The season officially started until June 1, storm season already started with Tropical Storm Ana in the Central Atlantic and a cluster of tropical-like storms formed last weekend off the coast of Texas.
It’s never too early to get ready for a possible natural disaster, according to John Ward, the Director of Emergency Management in the county.
“We should be prepared year-round,” he said.
An important first step is joining the text alert list from the county. When there’s an emergency, the county will issue an alert on cellphones, and every resident should sign up for the service, Ward said.
“I know a lot of people don’t like getting woke up, but we only use that for an emergency – missing kids, severe thunderstorms, tornado warnings, those kinds of things that are issued for that geographic area,” he said. “As always, keep a preparedness kit in case we have a storm or an order to evacuate. All of our information that our residents need is at the alert.claycountygov.com website. They can get a lot of the preparedness information there.”

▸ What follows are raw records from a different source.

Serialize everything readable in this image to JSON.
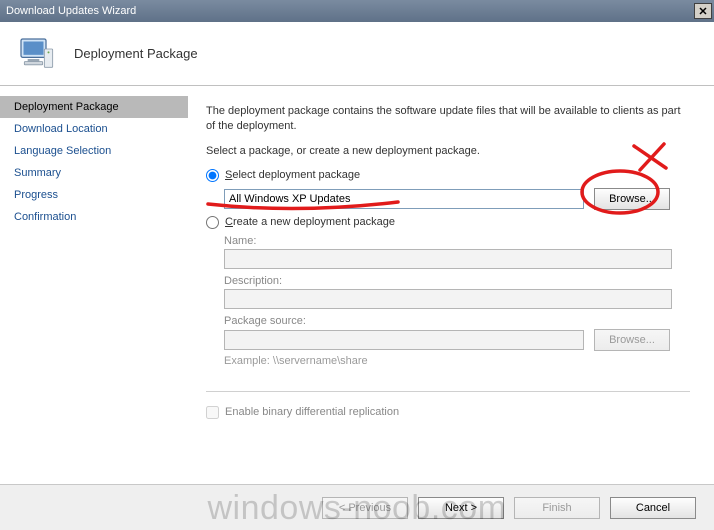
{
  "window": {
    "title": "Download Updates Wizard",
    "close_glyph": "✕"
  },
  "header": {
    "heading": "Deployment Package"
  },
  "sidebar": {
    "items": [
      {
        "label": "Deployment Package",
        "active": true
      },
      {
        "label": "Download Location"
      },
      {
        "label": "Language Selection"
      },
      {
        "label": "Summary"
      },
      {
        "label": "Progress"
      },
      {
        "label": "Confirmation"
      }
    ]
  },
  "content": {
    "intro": "The deployment package contains the software update files that will be available to clients as part of the deployment.",
    "prompt": "Select a package, or create a new deployment package.",
    "radio_select_label": "Select deployment package",
    "radio_create_label": "Create a new deployment package",
    "selected_package": "All Windows XP Updates",
    "browse_label": "Browse...",
    "name_label": "Name:",
    "name_value": "",
    "description_label": "Description:",
    "description_value": "",
    "package_source_label": "Package source:",
    "package_source_value": "",
    "browse2_label": "Browse...",
    "example_label": "Example: \\\\servername\\share",
    "binary_diff_label": "Enable binary differential replication"
  },
  "footer": {
    "previous": "< Previous",
    "next": "Next >",
    "finish": "Finish",
    "cancel": "Cancel"
  },
  "watermark": "windows-noob.com",
  "annotation_color": "#e11b1b"
}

One of the most devastating storms in Clay County history was Hurricane Irma in 2017. While the NOAA said the storm had weakened to a Category 1 storm when it came within 100 miles of the Northeast Florida coastline. And while Irma didn’t meet NOAA’s standards for wind speed and millibars of air pressure to be categorized as a hurricane in Clay County, the storm still did significant flooding damage throughout the county, particularly along the Black Creek that crested at 28.5 feet. The previous high for Black Creek was 24.3 feet in 1923.
According to county and state officials, at least 1,200 homes in the county sustained flooding damage.
“That’s a problem. Since Dora [in 1964], there’s some question since Dora we haven’t had a sustained tropical storm,” Ward said. “A lot of people think because it was named, like Tropical Storm Debbie or Hurricane Beryl or Hurricane Irma, that they’ve lived through one – and they really haven’t.”
Make an Emergency Plan
If you do not have an emergency plan, make one today. The Clay County All-Hazards Preparedness Guide is a great place to start at https://www.claycountygov.com/home/showdocument?id=1434. Remember to consider the needs of your pets, or any special medical or dietary needs your family may have.
Floridians are encouraged to have at least seven days of supplies on hand. These include food, water, medicine, batteries, pet food and anything special that you or your family need every day.
Know your Evacuation Zone
If ordered to evacuate, do not delay. Every minute you wait will result in significantly longer travel times as traffic congestion worsens. Make hotel or motel reservations before you leave, and make sure that your vehicle is full of fuel. Consider downloading the Florida 511 app or the Waze app to help determine the best route.
The Clay County evacuation zone map can be found at https://www.claycountygov.com/home/showdocument?id=4050.
Review your important documents and make sure to have them handy, especially your insurance paperwork. Make digital copies, but keep them password protected.
Verify that your insurance is current. Make a list of valuable items and take inventory of the items in your refrigerator and freezer, as some insurance policies cover food loss claims in the event of a power outage.
Get tech ready. Charge your cellphones, portable charging stations, computers, tablets and other devices. Grab your charging cords if you need to evacuate or shelter.
Fill any medical prescriptions and have medical equipment ready to go prior to the storm.
Create a continuity plan for your business.
Strengthen your home. Bring in any outside furniture, lawn ornaments and other loose items. Clean your gutters and drains, and consider installing hurricane shutters.
This year is still different
Like last year, the coronavirus pandemic has added a complication to hurricane preparedness. Verify if local shelters will be open and if they have capacity restrictions. If you do need to evacuate to a shelter, be sure to bring items to help protect you and your loved ones from COVID-19, including hand sanitizer, cleaning supplies and at least two face coverings a person.